Why should students care about SGA?
SGA Senate Meetings are open to the public and take place every Monday at 5:30 p.m. in Commons 318. Photo by Victor Gee.

Why should students care about SGA?

In the Fall 2017 semester, the Student Government Association had a budget of $1,026,165. This budget comes from the Student Activity Fee, $49 that every UMBC student pays each semester.

SGA is the central hub for student events at UMBC. Three branches comprise the SGA: an executive branch, legislative branch and judicial branch. Additionally, there is a president, vice president and treasurer. The president serves as the leader and voice of SGA, attends weekly meetings and shapes the year’s strategy for campus policies and plans.

Meghan Lynch, the Vice President for Student Organizations and senior political science major, says “Student Events Board gets $230,000, The Retriever gets $60,000 and Student Organizations get $275,000. Almost every [student] event is funded through the Finance Board.” These funds are listed under the SGA Fall 2017 budget spreadsheet as organizational support while the remaining funds are allocated to operating support, which plays a role in coordinating administrative budgets.

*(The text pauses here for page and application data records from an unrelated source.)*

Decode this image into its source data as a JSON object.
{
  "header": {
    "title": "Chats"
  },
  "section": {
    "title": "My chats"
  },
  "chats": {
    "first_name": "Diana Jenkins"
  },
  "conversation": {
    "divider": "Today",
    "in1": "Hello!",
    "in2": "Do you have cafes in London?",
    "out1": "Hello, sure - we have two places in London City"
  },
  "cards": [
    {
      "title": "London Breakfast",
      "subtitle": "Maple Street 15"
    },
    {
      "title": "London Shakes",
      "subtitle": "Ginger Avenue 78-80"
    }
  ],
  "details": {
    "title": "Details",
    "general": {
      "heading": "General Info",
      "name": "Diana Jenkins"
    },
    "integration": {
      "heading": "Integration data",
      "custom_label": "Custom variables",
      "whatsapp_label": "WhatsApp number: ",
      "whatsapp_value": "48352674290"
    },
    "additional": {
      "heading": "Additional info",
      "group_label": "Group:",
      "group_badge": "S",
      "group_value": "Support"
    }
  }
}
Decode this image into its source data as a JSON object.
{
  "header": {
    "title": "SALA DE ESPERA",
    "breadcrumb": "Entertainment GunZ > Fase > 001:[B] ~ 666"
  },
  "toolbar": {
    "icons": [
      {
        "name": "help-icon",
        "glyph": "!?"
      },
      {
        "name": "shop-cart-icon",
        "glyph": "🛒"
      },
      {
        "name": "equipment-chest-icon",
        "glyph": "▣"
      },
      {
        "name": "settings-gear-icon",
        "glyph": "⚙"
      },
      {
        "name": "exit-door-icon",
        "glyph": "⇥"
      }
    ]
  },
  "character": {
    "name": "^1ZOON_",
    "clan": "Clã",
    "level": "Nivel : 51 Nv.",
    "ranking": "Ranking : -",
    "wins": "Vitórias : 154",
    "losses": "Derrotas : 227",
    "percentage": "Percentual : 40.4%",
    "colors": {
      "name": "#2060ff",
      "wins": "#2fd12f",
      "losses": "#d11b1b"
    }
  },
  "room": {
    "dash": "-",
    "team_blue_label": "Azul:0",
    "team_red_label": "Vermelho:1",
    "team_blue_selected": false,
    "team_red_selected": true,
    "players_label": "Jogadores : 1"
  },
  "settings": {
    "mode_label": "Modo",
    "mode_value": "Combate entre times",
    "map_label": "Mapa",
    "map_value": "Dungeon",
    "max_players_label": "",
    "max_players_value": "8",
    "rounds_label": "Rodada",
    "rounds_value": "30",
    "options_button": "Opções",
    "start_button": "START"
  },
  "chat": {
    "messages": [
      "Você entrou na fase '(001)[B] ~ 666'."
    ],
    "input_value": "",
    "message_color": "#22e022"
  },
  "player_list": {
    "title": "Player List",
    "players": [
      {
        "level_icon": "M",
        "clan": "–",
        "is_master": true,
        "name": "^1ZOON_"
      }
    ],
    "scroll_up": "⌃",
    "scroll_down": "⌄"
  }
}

Although SGA is a large and well-known organization, several undergraduates have expressed lukewarm opinions and confusion about SGA operations. Senior information systems major and president of the Vietnamese Student Association Truc Pham says, “Other than finance, there’s really nothing else that [I think] they do. They don’t help us plan; we do all that ourselves. We have to go and request the money and everything has to be planned out beforehand.”

Because students see SGA as a means of acquiring funding for their clubs and events, outreach issues arise. Junior mechanical engineering major Kevin Zimmerman says, “People only know about SGA when they need money for their club. SGA only comes into student’s lives when it comes to their own club activities.”

SGA reaches out to students through its displays on Main Street, social media and email notifications. However, the SGA still has difficulty connecting with students despite SGA’s attempts to increase publicity. Lynch says, “it’s hard to find ways that [can reach] all students, but we’ve thought about introducing students to SGA during orientation and making it more visible during welcome week.”

However, work and study may cause students to ignore SGA entirely. Senior information systems major Urgy Eado says “in college, people don’t really care. They are more independent and busy with classes and jobs. [SGA] is really only good for money. I don’t really know what they can do for me.”

As a commuter, Zimmerman finds it difficult to participate in SGA. “I’m not around enough to listen [to SGA] and it isn’t advertised all that well,” he says. “Commuters won’t care about SGA as much because hours of their day are spent commuting.”

Lynch believes publicity and exposure can possibly increase student interest. “If we could get a partnership with The Retriever and have it report more on the good side instead of scandals, it could be another way to raise student awareness about SGA,” she says. “SGA empowers students; it gives them the power to change things on campus.”

SGA seeks ways to increase involvement by providing an environment where students can share ideas. One way students can express their ideas is by participating in SGA’s campus change competition, ProveIt!. Computer science freshman and SGA senator Jordan Troutman says, “SGA is really about having students [voices] heard. We wouldn’t have had the RLC or the [upcoming] Commons Garage tracker if it weren’t for students.”

Lynch also mentioned Coffee & Conversation, an SGA event that encourages students to share ideas and beliefs. “It was very interesting to watch what happened during the gun rights panel in February. About 90 people showed up to the event,” says Lynch. “It’s like something clicked; they realized what SGA was doing, and we heard from them what SGA needed to do.”

“We desperately need you,” Lynch says to all undergraduates. “We need you to know the work we do and we need you to hold us accountable. People look at us as part of the administration, but that’s not what we are. You decide what events to fund, what happens on campus and what change UMBC needs.”